- Changes in personality, mood, or behavior that can’t be explained by any other reason.
- Difficulty stopping use even after it has caused problems with a person’s physical or mental health.
- Eating or sleeping more or less than usual.
- Experiencing paranoia with no other explanation for it.
- Bloodshot eyes or pupils that are larger or smaller than normal.
- Getting arrested for offenses related to substance use, such as possession, driving under the influence, theft to buy drugs, or disorderly conduct.
- Having withdrawal symptoms when use is stopped suddenly.
- Inability to function normally at work, school, or home.
- Isolating from friends and family or behaving in a secretive manner.

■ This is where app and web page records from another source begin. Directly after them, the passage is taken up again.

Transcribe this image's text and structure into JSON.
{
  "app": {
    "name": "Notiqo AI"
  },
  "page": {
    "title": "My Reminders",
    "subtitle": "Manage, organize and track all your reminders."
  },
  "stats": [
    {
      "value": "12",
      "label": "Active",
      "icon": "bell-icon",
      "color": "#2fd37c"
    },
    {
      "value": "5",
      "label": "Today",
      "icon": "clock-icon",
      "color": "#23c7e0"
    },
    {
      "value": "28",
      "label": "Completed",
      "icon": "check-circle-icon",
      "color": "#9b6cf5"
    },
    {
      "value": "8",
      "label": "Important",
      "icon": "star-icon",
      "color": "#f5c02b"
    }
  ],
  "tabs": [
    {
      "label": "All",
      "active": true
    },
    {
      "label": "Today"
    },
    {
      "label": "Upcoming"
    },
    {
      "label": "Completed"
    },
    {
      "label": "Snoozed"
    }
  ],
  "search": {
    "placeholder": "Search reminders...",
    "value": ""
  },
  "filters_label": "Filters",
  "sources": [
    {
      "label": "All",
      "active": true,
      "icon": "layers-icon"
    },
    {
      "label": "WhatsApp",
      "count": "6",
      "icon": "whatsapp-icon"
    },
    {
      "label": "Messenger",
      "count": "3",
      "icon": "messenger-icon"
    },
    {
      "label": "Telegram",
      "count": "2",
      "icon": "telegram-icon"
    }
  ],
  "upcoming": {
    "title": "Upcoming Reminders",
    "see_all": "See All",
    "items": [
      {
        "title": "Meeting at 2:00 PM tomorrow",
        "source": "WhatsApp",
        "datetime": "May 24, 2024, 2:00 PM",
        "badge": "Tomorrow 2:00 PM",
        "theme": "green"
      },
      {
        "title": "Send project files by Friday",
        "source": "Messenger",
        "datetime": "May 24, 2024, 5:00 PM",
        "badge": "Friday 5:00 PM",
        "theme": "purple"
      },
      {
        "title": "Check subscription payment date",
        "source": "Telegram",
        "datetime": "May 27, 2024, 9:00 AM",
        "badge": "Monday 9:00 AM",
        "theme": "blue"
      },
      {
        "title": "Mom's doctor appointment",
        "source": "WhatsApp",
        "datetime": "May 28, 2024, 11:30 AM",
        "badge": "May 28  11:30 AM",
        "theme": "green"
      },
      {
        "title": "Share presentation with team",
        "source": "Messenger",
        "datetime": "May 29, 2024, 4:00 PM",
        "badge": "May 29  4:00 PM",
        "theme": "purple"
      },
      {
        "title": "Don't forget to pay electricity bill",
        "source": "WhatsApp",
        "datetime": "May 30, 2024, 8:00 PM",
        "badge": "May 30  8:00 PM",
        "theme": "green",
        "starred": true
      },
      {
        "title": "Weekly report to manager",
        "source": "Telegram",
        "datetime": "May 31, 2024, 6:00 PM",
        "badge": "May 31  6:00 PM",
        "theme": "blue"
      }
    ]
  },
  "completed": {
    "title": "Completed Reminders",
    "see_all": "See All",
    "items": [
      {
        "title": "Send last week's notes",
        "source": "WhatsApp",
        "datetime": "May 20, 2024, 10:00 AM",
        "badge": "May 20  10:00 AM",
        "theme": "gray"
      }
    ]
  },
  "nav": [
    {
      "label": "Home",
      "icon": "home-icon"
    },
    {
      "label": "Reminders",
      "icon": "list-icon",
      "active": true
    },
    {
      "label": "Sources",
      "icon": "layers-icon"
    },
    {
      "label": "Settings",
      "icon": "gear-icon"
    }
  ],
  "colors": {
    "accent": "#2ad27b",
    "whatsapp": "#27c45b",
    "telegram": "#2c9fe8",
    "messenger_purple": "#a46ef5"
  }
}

- Lack of attention to personal hygiene.
- Missing days at school or work.
- Needing to borrow money with no explanation.
- Spending time with different friends.
- Stumbling, slurring, or having difficulty with motor skills and coordination.
- Taking unusual risks, such as driving under the influence.
Rehab helplines are not emergency hotlines. If you or someone you love is actively experiencing an emergency, you should call 911 and connect with local first responders. They will be able to address any emergency that you may be dealing with, including overdose, physical health emergencies, mental health emergencies, dangerous situations, and crimes. Drug and alcohol hotlines are not able to handle these types of emergencies. They are geared toward providing support, guidance, and assistance in helping you enter treatment. In case of an emergency, they will direct you to call 911.
Can I Start the Rehab Process When I Call?
You can’t start the treatment process at the time of your call but calling the AAC helpline can be the first step on your journey toward sobriety. As the largest network of SUD treatment facilities in the United States, AAC provides a full range of treatment services along with wrap-around support services for anyone who is ready to take control of their substance use.
When you call our helpline, AAC Admissions Navigators will help you get started by identifying the level of care that is most appropriate for your needs. This can help you begin the admission process, but you won’t begin formal treatment until you arrive at the facility. AAC offers a spectrum of care, including:
Free Substance Abuse Helpline Resources
Multiple substance abuse help hotlines are available, and many are tailored to the needs of special populations. These resources are free, confidential, and available 24/7. Such substance abuse helpline resources include: